• [Extracted data entries]
- - - - - - -
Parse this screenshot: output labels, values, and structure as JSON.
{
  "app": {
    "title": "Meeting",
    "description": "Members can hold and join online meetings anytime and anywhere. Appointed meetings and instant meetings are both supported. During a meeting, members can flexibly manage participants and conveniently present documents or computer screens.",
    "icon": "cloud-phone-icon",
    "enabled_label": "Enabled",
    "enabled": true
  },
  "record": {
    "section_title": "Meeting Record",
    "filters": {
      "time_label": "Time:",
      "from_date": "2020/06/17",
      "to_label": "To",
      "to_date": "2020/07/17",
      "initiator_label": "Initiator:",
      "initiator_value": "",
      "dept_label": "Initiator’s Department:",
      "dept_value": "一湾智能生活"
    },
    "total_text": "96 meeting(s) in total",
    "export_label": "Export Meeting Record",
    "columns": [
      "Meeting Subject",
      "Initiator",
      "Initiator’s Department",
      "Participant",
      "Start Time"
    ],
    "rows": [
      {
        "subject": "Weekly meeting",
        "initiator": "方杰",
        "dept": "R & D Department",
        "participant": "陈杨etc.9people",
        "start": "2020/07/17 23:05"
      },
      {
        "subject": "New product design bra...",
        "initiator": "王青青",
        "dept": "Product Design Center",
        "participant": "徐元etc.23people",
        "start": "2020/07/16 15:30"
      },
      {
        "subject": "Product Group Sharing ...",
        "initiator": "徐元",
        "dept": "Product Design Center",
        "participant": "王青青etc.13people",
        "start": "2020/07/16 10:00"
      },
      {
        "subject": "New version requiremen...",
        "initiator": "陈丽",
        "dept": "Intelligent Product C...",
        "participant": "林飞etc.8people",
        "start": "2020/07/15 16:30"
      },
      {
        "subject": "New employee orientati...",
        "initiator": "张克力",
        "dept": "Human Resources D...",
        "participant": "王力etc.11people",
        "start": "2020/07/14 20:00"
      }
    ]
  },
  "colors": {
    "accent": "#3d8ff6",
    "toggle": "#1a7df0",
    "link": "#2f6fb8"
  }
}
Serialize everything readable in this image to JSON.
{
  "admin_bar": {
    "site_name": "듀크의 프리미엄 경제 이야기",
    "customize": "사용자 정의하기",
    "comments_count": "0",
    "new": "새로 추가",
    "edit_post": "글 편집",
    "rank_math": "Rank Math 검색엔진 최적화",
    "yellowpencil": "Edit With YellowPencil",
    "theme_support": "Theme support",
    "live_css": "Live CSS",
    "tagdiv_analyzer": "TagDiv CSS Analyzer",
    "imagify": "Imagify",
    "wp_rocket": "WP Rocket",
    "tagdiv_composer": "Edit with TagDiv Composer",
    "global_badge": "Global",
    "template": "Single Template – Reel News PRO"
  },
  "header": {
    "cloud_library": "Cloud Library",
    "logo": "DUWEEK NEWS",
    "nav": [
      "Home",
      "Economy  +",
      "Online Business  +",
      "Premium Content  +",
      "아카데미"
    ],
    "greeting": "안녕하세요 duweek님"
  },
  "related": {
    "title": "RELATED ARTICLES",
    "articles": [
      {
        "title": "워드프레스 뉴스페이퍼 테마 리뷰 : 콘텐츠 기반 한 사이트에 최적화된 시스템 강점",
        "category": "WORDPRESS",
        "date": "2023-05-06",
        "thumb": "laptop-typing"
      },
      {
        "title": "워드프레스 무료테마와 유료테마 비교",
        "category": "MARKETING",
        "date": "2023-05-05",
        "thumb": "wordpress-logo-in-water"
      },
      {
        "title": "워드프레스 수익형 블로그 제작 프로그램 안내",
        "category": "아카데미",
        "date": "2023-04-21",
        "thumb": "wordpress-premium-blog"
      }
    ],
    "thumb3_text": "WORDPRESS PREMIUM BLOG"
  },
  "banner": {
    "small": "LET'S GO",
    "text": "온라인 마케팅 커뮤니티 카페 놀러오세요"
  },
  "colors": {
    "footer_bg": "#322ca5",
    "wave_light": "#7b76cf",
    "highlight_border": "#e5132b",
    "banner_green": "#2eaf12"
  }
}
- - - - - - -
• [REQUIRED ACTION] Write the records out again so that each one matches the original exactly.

• [EXPECTED ANSWER]
Parse this screenshot: output labels, values, and structure as JSON.
{
  "app": {
    "title": "Meeting",
    "description": "Members can hold and join online meetings anytime and anywhere. Appointed meetings and instant meetings are both supported. During a meeting, members can flexibly manage participants and conveniently present documents or computer screens.",
    "icon": "cloud-phone-icon",
    "enabled_label": "Enabled",
    "enabled": true
  },
  "record": {
    "section_title": "Meeting Record",
    "filters": {
      "time_label": "Time:",
      "from_date": "2020/06/17",
      "to_label": "To",
      "to_date": "2020/07/17",
      "initiator_label": "Initiator:",
      "initiator_value": "",
      "dept_label": "Initiator’s Department:",
      "dept_value": "一湾智能生活"
    },
    "total_text": "96 meeting(s) in total",
    "export_label": "Export Meeting Record",
    "columns": [
      "Meeting Subject",
      "Initiator",
      "Initiator’s Department",
      "Participant",
      "Start Time"
    ],
    "rows": [
      {
        "subject": "Weekly meeting",
        "initiator": "方杰",
        "dept": "R & D Department",
        "participant": "陈杨etc.9people",
        "start": "2020/07/17 23:05"
      },
      {
        "subject": "New product design bra...",
        "initiator": "王青青",
        "dept": "Product Design Center",
        "participant": "徐元etc.23people",
        "start": "2020/07/16 15:30"
      },
      {
        "subject": "Product Group Sharing ...",
        "initiator": "徐元",
        "dept": "Product Design Center",
        "participant": "王青青etc.13people",
        "start": "2020/07/16 10:00"
      },
      {
        "subject": "New version requiremen...",
        "initiator": "陈丽",
        "dept": "Intelligent Product C...",
        "participant": "林飞etc.8people",
        "start": "2020/07/15 16:30"
      },
      {
        "subject": "New employee orientati...",
        "initiator": "张克力",
        "dept": "Human Resources D...",
        "participant": "王力etc.11people",
        "start": "2020/07/14 20:00"
      }
    ]
  },
  "colors": {
    "accent": "#3d8ff6",
    "toggle": "#1a7df0",
    "link": "#2f6fb8"
  }
}
Serialize everything readable in this image to JSON.
{
  "admin_bar": {
    "site_name": "듀크의 프리미엄 경제 이야기",
    "customize": "사용자 정의하기",
    "comments_count": "0",
    "new": "새로 추가",
    "edit_post": "글 편집",
    "rank_math": "Rank Math 검색엔진 최적화",
    "yellowpencil": "Edit With YellowPencil",
    "theme_support": "Theme support",
    "live_css": "Live CSS",
    "tagdiv_analyzer": "TagDiv CSS Analyzer",
    "imagify": "Imagify",
    "wp_rocket": "WP Rocket",
    "tagdiv_composer": "Edit with TagDiv Composer",
    "global_badge": "Global",
    "template": "Single Template – Reel News PRO"
  },
  "header": {
    "cloud_library": "Cloud Library",
    "logo": "DUWEEK NEWS",
    "nav": [
      "Home",
      "Economy  +",
      "Online Business  +",
      "Premium Content  +",
      "아카데미"
    ],
    "greeting": "안녕하세요 duweek님"
  },
  "related": {
    "title": "RELATED ARTICLES",
    "articles": [
      {
        "title": "워드프레스 뉴스페이퍼 테마 리뷰 : 콘텐츠 기반 한 사이트에 최적화된 시스템 강점",
        "category": "WORDPRESS",
        "date": "2023-05-06",
        "thumb": "laptop-typing"
      },
      {
        "title": "워드프레스 무료테마와 유료테마 비교",
        "category": "MARKETING",
        "date": "2023-05-05",
        "thumb": "wordpress-logo-in-water"
      },
      {
        "title": "워드프레스 수익형 블로그 제작 프로그램 안내",
        "category": "아카데미",
        "date": "2023-04-21",
        "thumb": "wordpress-premium-blog"
      }
    ],
    "thumb3_text": "WORDPRESS PREMIUM BLOG"
  },
  "banner": {
    "small": "LET'S GO",
    "text": "온라인 마케팅 커뮤니티 카페 놀러오세요"
  },
  "colors": {
    "footer_bg": "#322ca5",
    "wave_light": "#7b76cf",
    "highlight_border": "#e5132b",
    "banner_green": "#2eaf12"
  }
}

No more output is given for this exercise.